Recent Developments in the Philosophy of Religion

Robert Gressis, a contributor over at The Prosblogion, a philosophy of religion blog, has posted a couple of very interesting articles about recent developments in the field of philosophy of religion. The first is entitled, "Atheist Burnout and the Direction of Philosophy of Religion." It discusses philosopher Keith Parsons and his recent public decision to quit the philosophy of religion because he no longer finds theism respectable, let alone tenable or presentable. Parsons writes, "I just cannot take their [theistic philosophers'] arguments seriously anymore, and if you cannot take something seriously, you should not try to devote serious academic attention to it." As soon as Parsons said this several others philosophers admitted that they had reached the same conclusion. Gressis' three brief reflections on this situation are, in my opinion, worth reading.

The second article is entitled, "Philosophy of Religion as Seen by Atheists." It follows up on the subsequent comments and discussion generated by Parsons' announcement, and summarizes the two main opinions floating around this issue.

What are your thoughts on these recent developments in the philosophy of religion? Do you think they could they be part of some larger movement within philosophy or Western society (e.g., university politics, academic freedom, the "New Atheism")? If more atheists quit or discredit the philosophy of religion, what ripple effects might it have on the discipline in the future?

1 comments:

mennoknight said...

It seems to me that some of these atheists who are philosophers of religion are starting to finally act a little consistently. In the light of the (no longer) New Atheism, the traditional respect for the religious (i.e. Christians) is being lost and atheists are realizing that they no longer have to be polite to ideas that they think are idiotic, or at least unworkable.

In my head, it's akin to being a PETA member and yet haveing a career doing medical research with animals. There SHOULD be some level of rational consistency alarm that goes off.

I wish the Biblical studies departments and theology departments at all the universities would get rid of THEIR atheists so we could send our kids to university without fear than ANY religion class they'll take will be a "Why Christianity is Stupid 101". That would sure make my life a whole lot easier.
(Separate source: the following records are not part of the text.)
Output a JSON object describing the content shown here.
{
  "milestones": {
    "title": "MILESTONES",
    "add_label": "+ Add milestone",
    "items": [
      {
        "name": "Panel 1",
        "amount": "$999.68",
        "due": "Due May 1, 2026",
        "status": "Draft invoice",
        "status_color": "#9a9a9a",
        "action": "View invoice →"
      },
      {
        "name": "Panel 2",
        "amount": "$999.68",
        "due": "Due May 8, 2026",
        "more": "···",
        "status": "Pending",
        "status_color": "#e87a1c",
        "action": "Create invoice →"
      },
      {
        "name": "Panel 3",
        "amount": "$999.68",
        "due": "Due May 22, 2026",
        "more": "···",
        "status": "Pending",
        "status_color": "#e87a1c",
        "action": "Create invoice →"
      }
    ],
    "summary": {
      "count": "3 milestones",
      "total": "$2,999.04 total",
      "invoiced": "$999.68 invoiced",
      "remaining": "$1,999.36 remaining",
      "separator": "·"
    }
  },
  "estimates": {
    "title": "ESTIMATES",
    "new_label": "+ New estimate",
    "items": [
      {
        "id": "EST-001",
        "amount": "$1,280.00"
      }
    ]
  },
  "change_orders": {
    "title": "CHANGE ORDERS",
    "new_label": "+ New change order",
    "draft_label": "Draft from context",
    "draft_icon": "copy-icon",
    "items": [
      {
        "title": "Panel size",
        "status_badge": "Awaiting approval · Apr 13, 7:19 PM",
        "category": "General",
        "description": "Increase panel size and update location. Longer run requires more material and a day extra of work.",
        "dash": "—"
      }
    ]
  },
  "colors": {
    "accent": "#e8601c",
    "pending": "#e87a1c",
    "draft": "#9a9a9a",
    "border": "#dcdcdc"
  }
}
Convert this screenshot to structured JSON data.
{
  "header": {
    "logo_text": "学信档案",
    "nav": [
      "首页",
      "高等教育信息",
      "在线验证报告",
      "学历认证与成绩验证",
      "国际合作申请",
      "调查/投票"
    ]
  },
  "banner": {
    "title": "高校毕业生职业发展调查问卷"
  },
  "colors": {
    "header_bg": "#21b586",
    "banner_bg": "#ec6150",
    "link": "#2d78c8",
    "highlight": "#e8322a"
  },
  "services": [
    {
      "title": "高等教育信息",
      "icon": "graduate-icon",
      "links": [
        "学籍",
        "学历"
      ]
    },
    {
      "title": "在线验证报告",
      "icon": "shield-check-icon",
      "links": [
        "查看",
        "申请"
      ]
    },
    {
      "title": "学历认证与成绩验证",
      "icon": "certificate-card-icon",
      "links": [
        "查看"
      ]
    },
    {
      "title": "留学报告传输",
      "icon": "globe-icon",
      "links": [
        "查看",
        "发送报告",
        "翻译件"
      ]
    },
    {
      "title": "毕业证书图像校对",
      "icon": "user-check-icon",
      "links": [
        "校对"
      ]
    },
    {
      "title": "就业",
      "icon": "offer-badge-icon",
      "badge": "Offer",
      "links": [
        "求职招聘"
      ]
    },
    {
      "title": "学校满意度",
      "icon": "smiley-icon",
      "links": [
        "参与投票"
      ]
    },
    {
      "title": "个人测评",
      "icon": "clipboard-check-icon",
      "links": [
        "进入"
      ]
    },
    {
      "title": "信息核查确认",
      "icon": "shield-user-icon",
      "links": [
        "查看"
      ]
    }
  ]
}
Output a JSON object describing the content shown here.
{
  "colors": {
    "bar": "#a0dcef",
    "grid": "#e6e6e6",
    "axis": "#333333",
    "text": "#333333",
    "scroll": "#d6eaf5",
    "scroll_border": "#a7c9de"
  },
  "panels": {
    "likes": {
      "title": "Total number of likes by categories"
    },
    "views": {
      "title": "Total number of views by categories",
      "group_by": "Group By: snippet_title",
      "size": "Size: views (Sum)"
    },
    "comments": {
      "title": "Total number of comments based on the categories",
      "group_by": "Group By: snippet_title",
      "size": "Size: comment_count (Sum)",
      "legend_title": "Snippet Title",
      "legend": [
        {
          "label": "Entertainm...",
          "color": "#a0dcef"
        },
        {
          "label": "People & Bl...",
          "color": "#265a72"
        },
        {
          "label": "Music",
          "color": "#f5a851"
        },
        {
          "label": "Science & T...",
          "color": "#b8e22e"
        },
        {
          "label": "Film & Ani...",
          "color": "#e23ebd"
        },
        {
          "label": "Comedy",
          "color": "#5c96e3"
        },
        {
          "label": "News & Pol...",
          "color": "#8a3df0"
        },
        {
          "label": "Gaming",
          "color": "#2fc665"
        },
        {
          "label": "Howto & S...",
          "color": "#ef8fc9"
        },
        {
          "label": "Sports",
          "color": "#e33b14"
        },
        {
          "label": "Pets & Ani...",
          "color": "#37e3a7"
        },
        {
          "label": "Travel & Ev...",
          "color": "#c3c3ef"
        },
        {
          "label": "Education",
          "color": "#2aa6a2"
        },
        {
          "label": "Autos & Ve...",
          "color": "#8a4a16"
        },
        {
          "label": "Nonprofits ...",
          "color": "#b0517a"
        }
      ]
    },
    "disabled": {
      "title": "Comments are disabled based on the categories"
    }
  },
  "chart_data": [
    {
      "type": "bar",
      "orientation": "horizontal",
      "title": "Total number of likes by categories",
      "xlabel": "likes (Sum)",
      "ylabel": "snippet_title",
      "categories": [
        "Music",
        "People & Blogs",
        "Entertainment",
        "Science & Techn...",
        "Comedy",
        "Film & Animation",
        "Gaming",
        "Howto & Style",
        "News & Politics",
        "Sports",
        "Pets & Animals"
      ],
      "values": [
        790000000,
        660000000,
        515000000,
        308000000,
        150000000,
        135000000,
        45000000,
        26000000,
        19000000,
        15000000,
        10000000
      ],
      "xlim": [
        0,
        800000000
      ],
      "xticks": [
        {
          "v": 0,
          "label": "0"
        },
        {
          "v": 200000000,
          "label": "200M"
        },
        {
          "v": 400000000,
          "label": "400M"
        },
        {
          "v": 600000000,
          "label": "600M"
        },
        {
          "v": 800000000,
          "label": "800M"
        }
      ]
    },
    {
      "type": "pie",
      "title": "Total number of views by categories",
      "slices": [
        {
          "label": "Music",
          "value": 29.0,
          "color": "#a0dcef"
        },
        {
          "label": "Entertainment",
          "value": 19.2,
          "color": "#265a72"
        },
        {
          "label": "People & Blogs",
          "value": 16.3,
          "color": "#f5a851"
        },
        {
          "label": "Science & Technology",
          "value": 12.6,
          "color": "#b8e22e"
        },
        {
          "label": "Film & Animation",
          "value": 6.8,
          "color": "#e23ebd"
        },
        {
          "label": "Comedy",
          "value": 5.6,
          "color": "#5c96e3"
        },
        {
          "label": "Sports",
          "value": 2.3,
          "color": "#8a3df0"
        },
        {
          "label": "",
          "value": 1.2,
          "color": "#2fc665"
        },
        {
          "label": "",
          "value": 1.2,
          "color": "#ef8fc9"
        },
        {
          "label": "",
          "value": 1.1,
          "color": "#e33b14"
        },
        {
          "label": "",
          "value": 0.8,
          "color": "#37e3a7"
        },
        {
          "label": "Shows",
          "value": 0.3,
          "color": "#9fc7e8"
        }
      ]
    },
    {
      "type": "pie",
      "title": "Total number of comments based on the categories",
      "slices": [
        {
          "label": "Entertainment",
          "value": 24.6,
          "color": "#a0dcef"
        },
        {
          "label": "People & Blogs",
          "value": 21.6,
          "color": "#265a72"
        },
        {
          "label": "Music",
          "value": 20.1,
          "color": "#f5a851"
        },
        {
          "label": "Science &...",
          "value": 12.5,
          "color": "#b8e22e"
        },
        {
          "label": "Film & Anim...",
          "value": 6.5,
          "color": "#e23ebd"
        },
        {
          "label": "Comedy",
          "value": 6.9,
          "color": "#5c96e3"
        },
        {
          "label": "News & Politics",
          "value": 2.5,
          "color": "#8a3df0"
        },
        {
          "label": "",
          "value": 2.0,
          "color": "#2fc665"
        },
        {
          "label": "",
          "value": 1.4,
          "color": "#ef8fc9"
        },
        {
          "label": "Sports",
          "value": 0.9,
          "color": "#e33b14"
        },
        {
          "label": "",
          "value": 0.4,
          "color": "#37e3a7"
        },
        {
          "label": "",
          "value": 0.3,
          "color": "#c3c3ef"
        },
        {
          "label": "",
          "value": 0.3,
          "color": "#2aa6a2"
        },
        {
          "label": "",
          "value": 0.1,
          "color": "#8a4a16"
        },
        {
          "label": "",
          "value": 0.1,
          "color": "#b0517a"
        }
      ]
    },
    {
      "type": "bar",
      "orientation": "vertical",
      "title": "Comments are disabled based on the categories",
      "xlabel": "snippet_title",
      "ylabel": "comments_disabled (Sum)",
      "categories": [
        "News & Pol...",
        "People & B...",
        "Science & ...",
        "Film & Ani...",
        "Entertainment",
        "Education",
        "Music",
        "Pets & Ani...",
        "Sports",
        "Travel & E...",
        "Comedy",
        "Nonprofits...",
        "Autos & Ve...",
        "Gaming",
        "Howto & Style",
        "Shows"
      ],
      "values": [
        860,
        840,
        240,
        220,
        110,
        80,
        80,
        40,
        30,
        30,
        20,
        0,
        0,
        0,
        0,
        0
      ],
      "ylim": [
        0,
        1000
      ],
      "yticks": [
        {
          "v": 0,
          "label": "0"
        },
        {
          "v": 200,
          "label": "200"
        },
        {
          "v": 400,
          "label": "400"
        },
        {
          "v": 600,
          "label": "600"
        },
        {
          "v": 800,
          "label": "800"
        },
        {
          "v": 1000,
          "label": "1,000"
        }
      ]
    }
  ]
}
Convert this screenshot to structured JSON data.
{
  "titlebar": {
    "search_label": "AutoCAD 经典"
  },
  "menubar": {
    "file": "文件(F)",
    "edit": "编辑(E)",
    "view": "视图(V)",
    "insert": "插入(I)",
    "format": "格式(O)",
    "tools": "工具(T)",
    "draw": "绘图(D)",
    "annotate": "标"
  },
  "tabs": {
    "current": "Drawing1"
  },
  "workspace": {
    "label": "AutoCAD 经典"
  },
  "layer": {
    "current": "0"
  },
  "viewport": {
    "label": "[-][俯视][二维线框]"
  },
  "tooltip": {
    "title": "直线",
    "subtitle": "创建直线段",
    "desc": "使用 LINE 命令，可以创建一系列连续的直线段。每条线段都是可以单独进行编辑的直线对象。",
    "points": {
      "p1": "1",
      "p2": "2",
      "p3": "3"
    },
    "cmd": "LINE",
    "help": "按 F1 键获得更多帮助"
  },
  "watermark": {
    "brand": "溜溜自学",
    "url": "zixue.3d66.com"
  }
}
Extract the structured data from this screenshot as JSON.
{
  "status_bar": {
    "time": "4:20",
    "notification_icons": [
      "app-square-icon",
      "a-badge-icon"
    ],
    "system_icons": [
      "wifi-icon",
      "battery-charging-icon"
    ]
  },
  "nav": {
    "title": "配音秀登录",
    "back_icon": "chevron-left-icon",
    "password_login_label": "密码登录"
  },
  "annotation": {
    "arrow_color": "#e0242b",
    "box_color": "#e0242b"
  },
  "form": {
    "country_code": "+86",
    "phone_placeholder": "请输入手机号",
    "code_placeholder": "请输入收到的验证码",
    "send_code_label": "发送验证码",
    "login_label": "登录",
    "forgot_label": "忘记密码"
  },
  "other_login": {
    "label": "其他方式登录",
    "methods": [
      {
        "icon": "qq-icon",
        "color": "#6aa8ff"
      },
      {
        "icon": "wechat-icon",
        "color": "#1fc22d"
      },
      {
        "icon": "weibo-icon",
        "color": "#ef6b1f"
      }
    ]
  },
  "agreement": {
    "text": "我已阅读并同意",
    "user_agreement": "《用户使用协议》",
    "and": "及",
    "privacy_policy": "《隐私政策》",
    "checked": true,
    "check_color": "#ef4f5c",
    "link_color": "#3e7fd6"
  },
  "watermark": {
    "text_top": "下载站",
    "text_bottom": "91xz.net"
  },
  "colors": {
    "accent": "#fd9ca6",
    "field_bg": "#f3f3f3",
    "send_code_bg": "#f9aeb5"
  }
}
If I had a dime for the amount of times I've explained to people that the Bible wasn't formed at the Council of Nicea, I'd at least be able to buy myself a nice lunch...maybe a Rueben with some fries. No, I'm in the mood for chicken fingers, but still with fries.